* **Records for this task**

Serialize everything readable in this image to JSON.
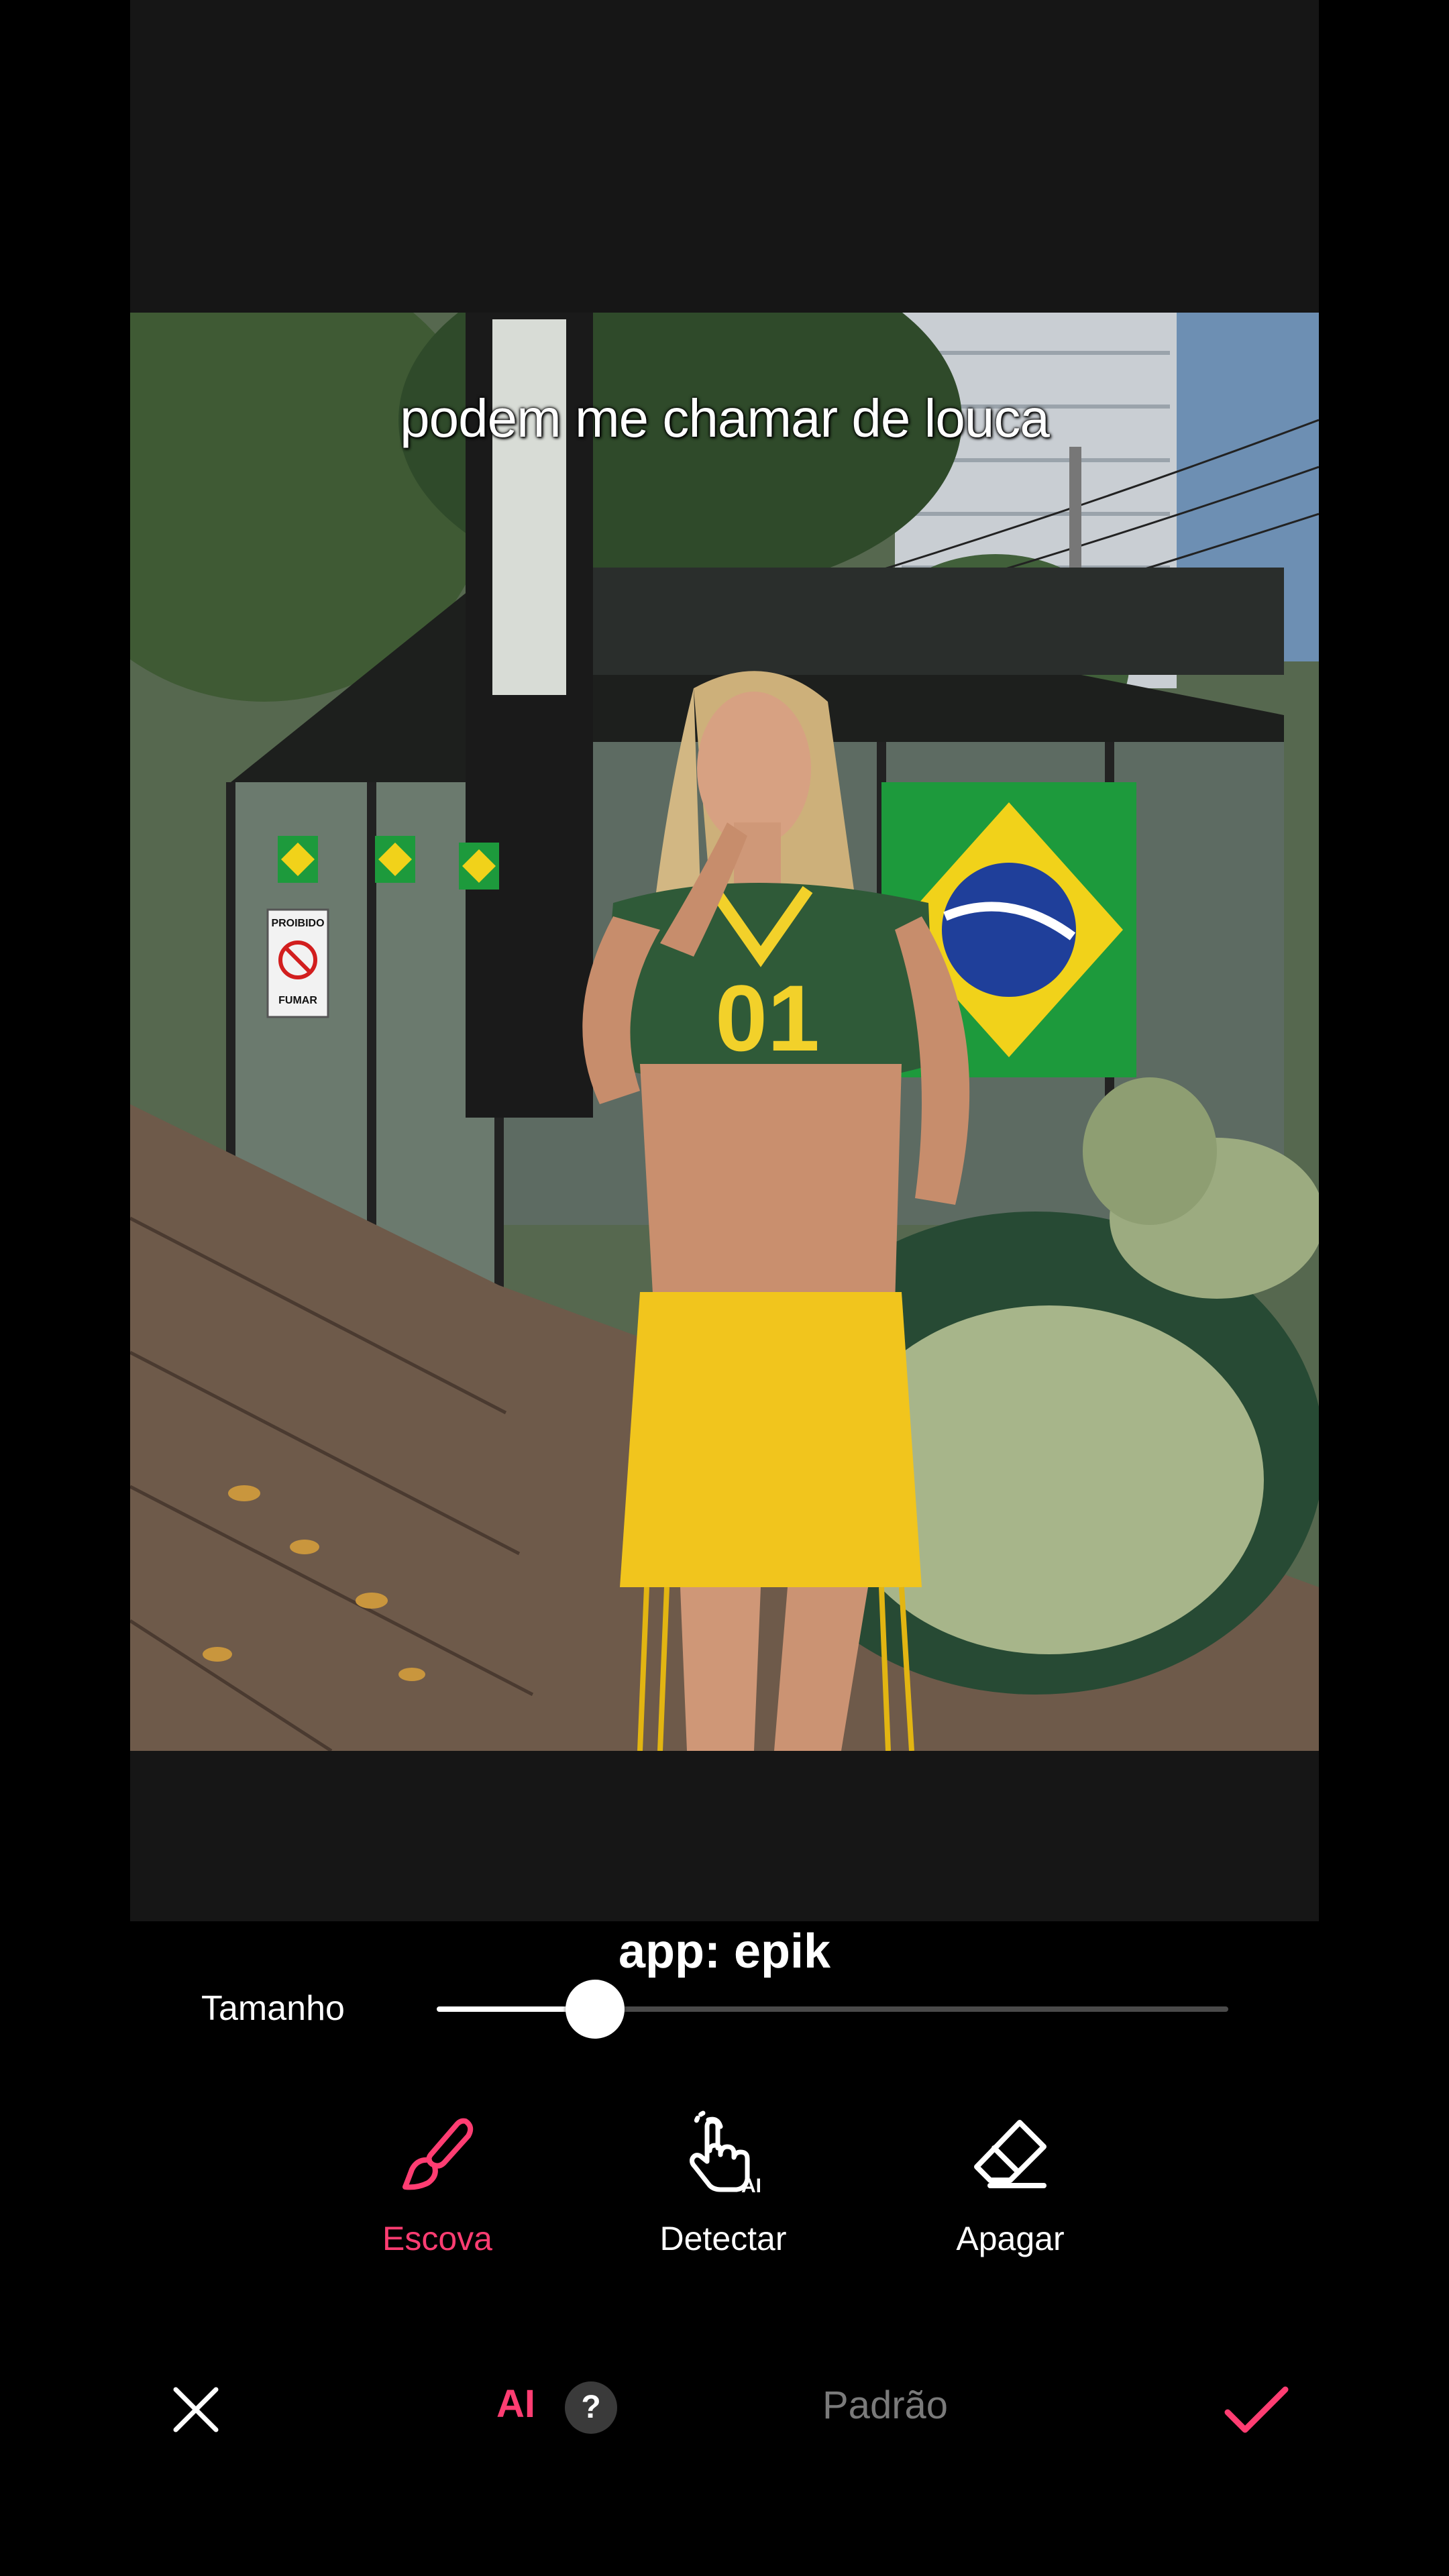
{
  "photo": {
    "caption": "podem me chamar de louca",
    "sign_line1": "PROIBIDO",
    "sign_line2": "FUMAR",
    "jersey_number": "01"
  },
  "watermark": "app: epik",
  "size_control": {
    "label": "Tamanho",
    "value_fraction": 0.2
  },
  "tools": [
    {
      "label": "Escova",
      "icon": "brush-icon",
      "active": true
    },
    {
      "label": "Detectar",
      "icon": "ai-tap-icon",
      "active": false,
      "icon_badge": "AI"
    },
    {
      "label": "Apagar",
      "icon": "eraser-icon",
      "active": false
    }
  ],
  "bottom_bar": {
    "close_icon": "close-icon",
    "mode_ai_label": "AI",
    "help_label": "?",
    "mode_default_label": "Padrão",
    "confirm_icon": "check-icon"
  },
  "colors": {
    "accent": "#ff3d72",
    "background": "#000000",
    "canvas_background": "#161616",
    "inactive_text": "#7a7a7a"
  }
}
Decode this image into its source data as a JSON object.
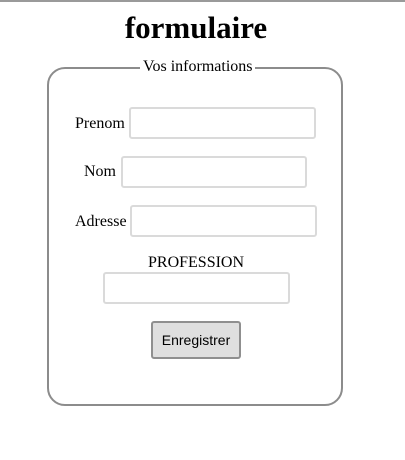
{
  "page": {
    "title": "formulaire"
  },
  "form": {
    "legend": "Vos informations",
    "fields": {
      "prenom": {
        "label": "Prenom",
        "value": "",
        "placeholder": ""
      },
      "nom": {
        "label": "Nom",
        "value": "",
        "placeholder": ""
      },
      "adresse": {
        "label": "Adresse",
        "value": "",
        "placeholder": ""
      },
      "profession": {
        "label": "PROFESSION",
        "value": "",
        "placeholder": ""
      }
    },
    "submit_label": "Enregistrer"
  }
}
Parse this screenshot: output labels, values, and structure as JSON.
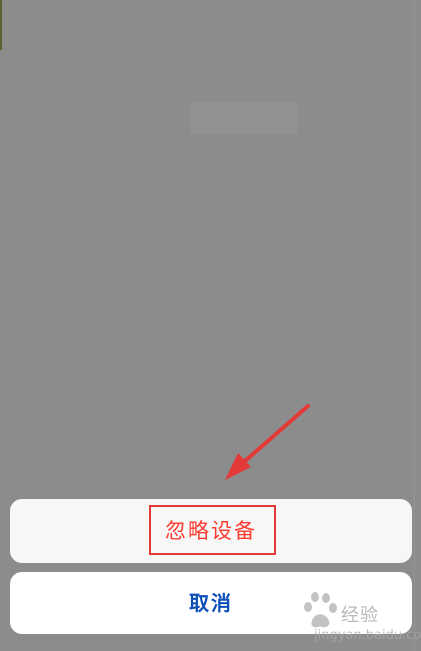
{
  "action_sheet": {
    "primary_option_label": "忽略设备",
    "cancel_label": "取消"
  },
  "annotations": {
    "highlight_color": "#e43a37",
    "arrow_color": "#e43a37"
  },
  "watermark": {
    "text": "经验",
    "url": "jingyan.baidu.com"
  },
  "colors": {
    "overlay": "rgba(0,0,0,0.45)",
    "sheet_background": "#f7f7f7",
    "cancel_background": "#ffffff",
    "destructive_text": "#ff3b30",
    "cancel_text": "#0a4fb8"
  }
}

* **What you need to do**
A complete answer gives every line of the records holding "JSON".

* **Completed task**
Serialize everything readable in this image to JSON.
Decode this image into its source data as a JSON object.
Parse this screenshot: output labels, values, and structure as JSON.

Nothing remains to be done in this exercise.